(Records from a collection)
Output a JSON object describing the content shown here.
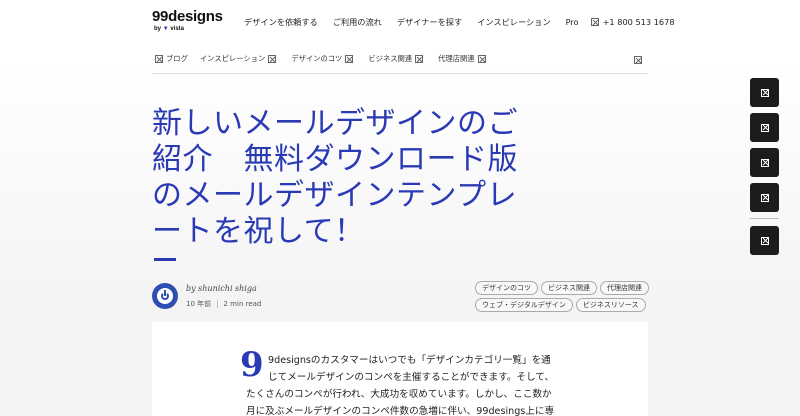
{
  "header": {
    "logo_main": "99designs",
    "logo_by": "by",
    "logo_brand": "vista",
    "nav": [
      "デザインを依頼する",
      "ご利用の流れ",
      "デザイナーを探す",
      "インスピレーション",
      "Pro"
    ],
    "phone": "+1 800 513 1678"
  },
  "subnav": {
    "items": [
      "ブログ",
      "インスピレーション",
      "デザインのコツ",
      "ビジネス関連",
      "代理店関連"
    ]
  },
  "article": {
    "title_lines": [
      "新しいメールデザインのご",
      "紹介　無料ダウンロード版",
      "のメールデザインテンプレ",
      "ートを祝して！"
    ],
    "author": "by shunichi shiga",
    "posted": "10 年前",
    "read_time": "2 min read",
    "tags_row1": [
      "デザインのコツ",
      "ビジネス関連",
      "代理店関連"
    ],
    "tags_row2": [
      "ウェブ・デジタルデザイン",
      "ビジネスリソース"
    ],
    "drop_cap": "9",
    "body_lines": [
      "9designsのカスタマーはいつでも「デザインカテゴリ一覧」を通",
      "じてメールデザインのコンペを主催することができます。そして、",
      "たくさんのコンペが行われ、大成功を収めています。しかし、ここ数か",
      "月に及ぶメールデザインのコンペ件数の急増に伴い、99desings上に専"
    ]
  },
  "colors": {
    "accent": "#2a3ab5",
    "share_bg": "#1c1c1c"
  },
  "icons": {
    "broken_image": "broken-image-icon"
  }
}
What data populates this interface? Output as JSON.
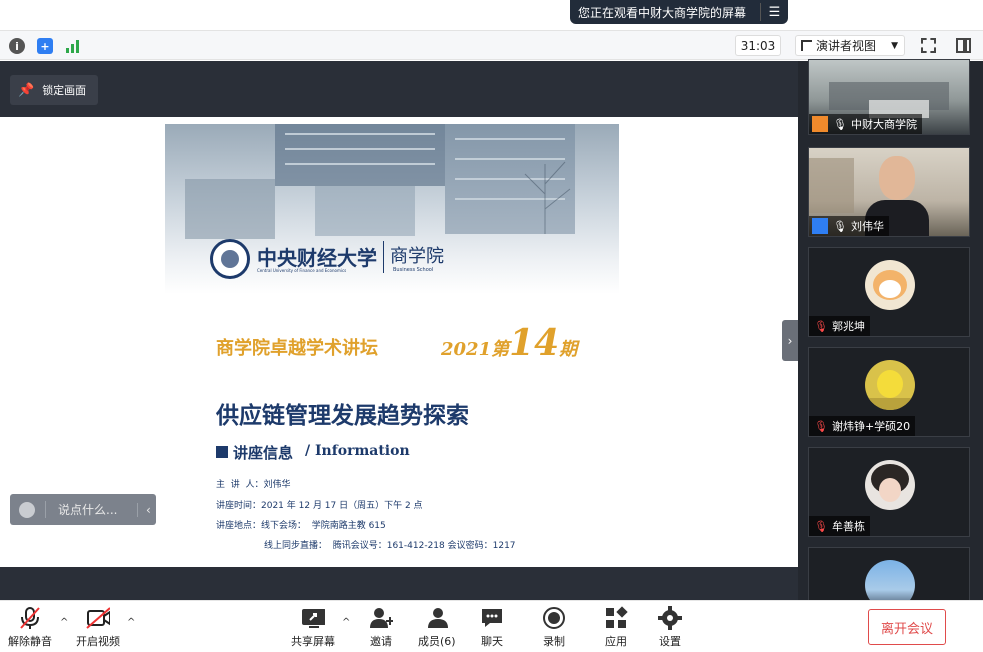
{
  "top": {
    "sharing_notice": "您正在观看中财大商学院的屏幕",
    "menu_icon": "menu-icon"
  },
  "infobar": {
    "timer": "31:03",
    "view_mode": "演讲者视图"
  },
  "stage": {
    "lock_label": "锁定画面",
    "chat_placeholder": "说点什么..."
  },
  "slide": {
    "university": "中央财经大学",
    "university_en": "Central University of Finance and Economics",
    "school": "商学院",
    "school_en": "Business School",
    "forum": "商学院卓越学术讲坛",
    "issue_prefix": "2021第",
    "issue_number": "14",
    "issue_suffix": "期",
    "title": "供应链管理发展趋势探索",
    "section": "讲座信息",
    "section_en": "/ Information",
    "details": [
      "主  讲  人：刘伟华",
      "讲座时间：2021 年 12 月 17 日（周五）下午 2 点",
      "讲座地点：线下会场：  学院南路主教 615",
      "线上同步直播：  腾讯会议号：161-412-218 会议密码：1217"
    ]
  },
  "participants": [
    {
      "name": "中财大商学院"
    },
    {
      "name": "刘伟华"
    },
    {
      "name": "郭兆坤"
    },
    {
      "name": "谢炜铮+学硕20"
    },
    {
      "name": "牟善栋"
    },
    {
      "name": ""
    }
  ],
  "toolbar": {
    "unmute": "解除静音",
    "start_video": "开启视频",
    "share_screen": "共享屏幕",
    "invite": "邀请",
    "members": "成员(6)",
    "chat": "聊天",
    "record": "录制",
    "apps": "应用",
    "settings": "设置",
    "leave": "离开会议"
  }
}
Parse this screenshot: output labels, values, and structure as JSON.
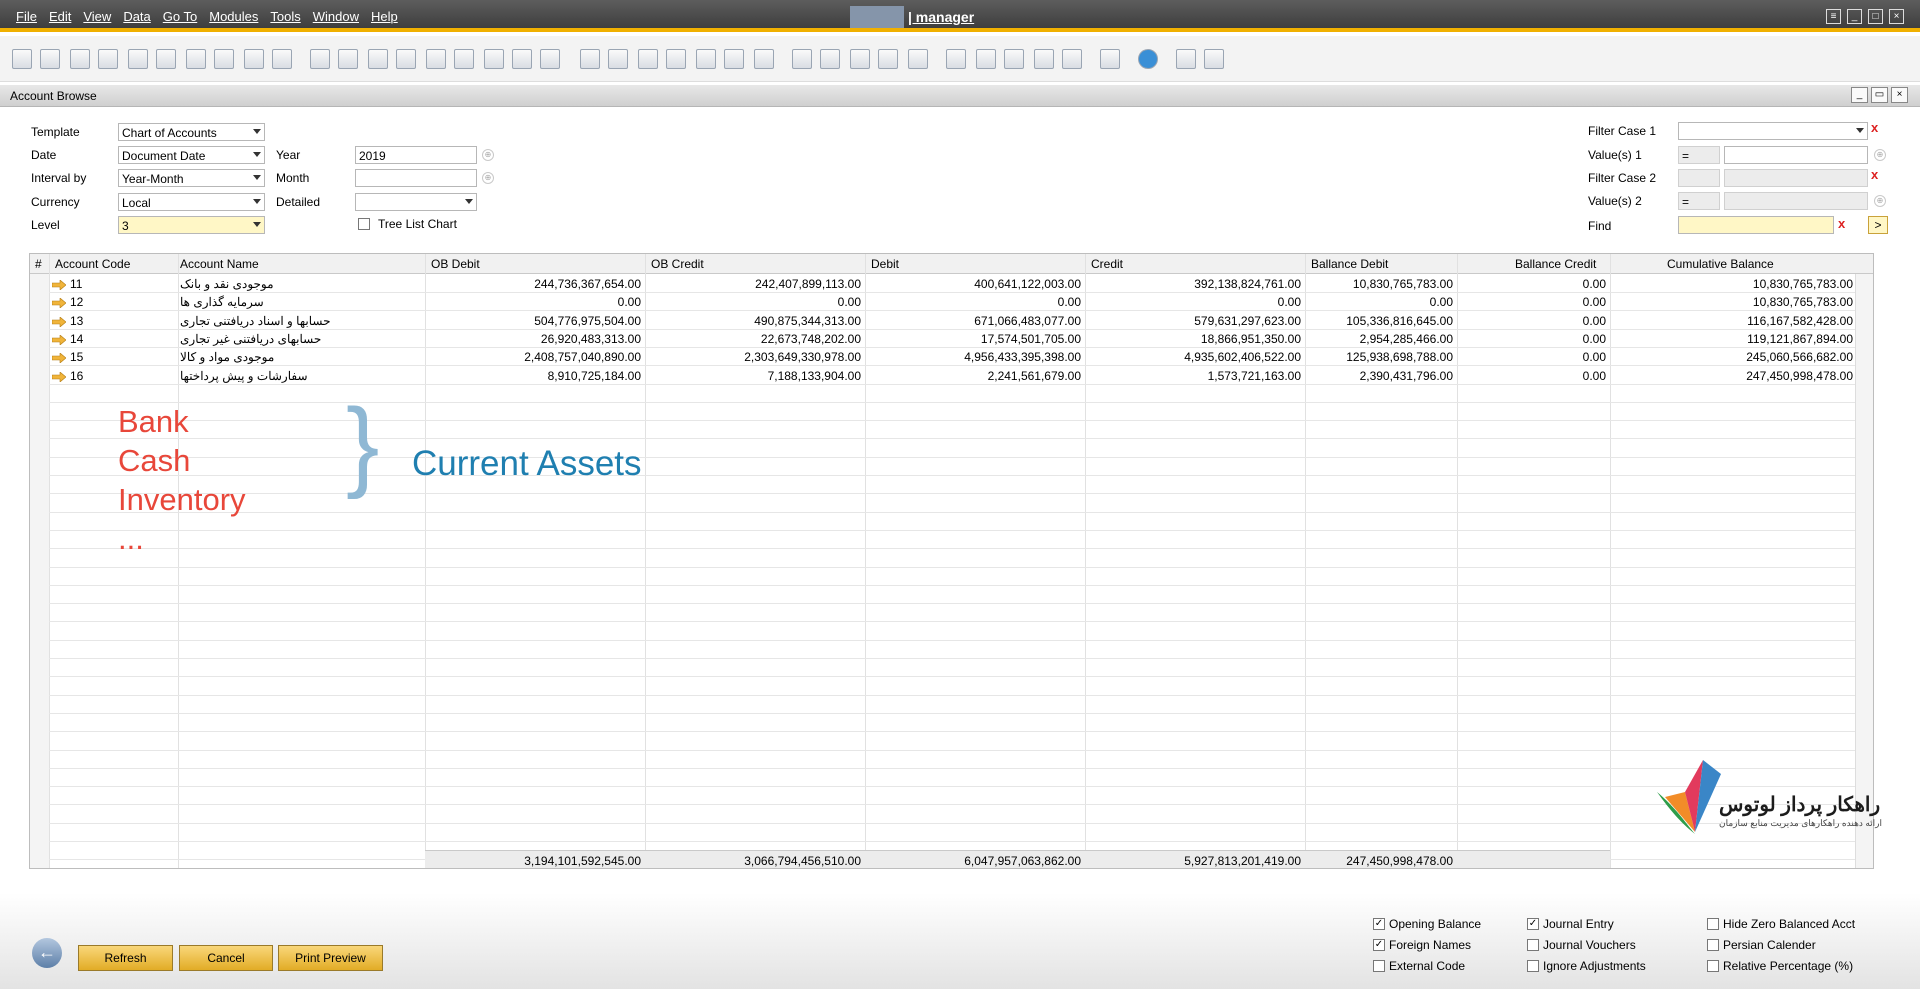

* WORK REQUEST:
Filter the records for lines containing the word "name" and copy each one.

* COMPLETED TASK:
      "name": "中财大商学院"
      "name": "刘伟华"
      "name": "郭兆坤"
      "name": "谢炜铮+学硕20"
      "name": "牟善栋"
      "name": ""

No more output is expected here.